• **YOUR TASK**
Would you please repeat the data exactly as given?

• **MATERIAL FOR THIS EXERCISE**
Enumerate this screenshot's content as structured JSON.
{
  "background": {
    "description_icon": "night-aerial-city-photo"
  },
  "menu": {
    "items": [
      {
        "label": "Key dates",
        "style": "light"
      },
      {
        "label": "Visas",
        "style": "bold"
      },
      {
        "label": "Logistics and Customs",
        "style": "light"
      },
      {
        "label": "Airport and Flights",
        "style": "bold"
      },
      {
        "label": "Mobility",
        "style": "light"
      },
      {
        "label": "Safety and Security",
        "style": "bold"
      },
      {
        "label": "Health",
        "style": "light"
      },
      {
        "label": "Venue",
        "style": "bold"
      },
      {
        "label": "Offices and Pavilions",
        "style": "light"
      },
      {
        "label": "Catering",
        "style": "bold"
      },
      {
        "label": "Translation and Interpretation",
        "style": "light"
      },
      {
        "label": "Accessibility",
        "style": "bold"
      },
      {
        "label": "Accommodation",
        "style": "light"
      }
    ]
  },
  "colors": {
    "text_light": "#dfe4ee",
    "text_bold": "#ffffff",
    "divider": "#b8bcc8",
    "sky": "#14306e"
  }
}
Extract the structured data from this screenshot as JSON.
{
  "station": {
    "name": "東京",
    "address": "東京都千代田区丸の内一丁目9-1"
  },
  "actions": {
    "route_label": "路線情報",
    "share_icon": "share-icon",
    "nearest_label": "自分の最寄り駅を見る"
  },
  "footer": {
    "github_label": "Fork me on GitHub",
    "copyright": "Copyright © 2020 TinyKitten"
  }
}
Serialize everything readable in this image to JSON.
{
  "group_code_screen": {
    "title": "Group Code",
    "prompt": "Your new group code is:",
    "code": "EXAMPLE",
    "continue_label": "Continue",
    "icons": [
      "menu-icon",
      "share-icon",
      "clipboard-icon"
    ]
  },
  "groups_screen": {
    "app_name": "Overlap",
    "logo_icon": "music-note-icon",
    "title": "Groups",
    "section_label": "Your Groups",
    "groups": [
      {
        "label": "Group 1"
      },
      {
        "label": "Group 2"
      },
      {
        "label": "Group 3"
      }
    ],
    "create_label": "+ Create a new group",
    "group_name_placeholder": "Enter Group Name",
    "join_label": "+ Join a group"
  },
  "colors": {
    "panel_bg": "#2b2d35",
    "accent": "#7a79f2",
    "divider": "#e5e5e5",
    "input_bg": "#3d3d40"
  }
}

• **FINAL ANSWER**
Enumerate this screenshot's content as structured JSON.
{
  "background": {
    "description_icon": "night-aerial-city-photo"
  },
  "menu": {
    "items": [
      {
        "label": "Key dates",
        "style": "light"
      },
      {
        "label": "Visas",
        "style": "bold"
      },
      {
        "label": "Logistics and Customs",
        "style": "light"
      },
      {
        "label": "Airport and Flights",
        "style": "bold"
      },
      {
        "label": "Mobility",
        "style": "light"
      },
      {
        "label": "Safety and Security",
        "style": "bold"
      },
      {
        "label": "Health",
        "style": "light"
      },
      {
        "label": "Venue",
        "style": "bold"
      },
      {
        "label": "Offices and Pavilions",
        "style": "light"
      },
      {
        "label": "Catering",
        "style": "bold"
      },
      {
        "label": "Translation and Interpretation",
        "style": "light"
      },
      {
        "label": "Accessibility",
        "style": "bold"
      },
      {
        "label": "Accommodation",
        "style": "light"
      }
    ]
  },
  "colors": {
    "text_light": "#dfe4ee",
    "text_bold": "#ffffff",
    "divider": "#b8bcc8",
    "sky": "#14306e"
  }
}
Extract the structured data from this screenshot as JSON.
{
  "station": {
    "name": "東京",
    "address": "東京都千代田区丸の内一丁目9-1"
  },
  "actions": {
    "route_label": "路線情報",
    "share_icon": "share-icon",
    "nearest_label": "自分の最寄り駅を見る"
  },
  "footer": {
    "github_label": "Fork me on GitHub",
    "copyright": "Copyright © 2020 TinyKitten"
  }
}
Serialize everything readable in this image to JSON.
{
  "group_code_screen": {
    "title": "Group Code",
    "prompt": "Your new group code is:",
    "code": "EXAMPLE",
    "continue_label": "Continue",
    "icons": [
      "menu-icon",
      "share-icon",
      "clipboard-icon"
    ]
  },
  "groups_screen": {
    "app_name": "Overlap",
    "logo_icon": "music-note-icon",
    "title": "Groups",
    "section_label": "Your Groups",
    "groups": [
      {
        "label": "Group 1"
      },
      {
        "label": "Group 2"
      },
      {
        "label": "Group 3"
      }
    ],
    "create_label": "+ Create a new group",
    "group_name_placeholder": "Enter Group Name",
    "join_label": "+ Join a group"
  },
  "colors": {
    "panel_bg": "#2b2d35",
    "accent": "#7a79f2",
    "divider": "#e5e5e5",
    "input_bg": "#3d3d40"
  }
}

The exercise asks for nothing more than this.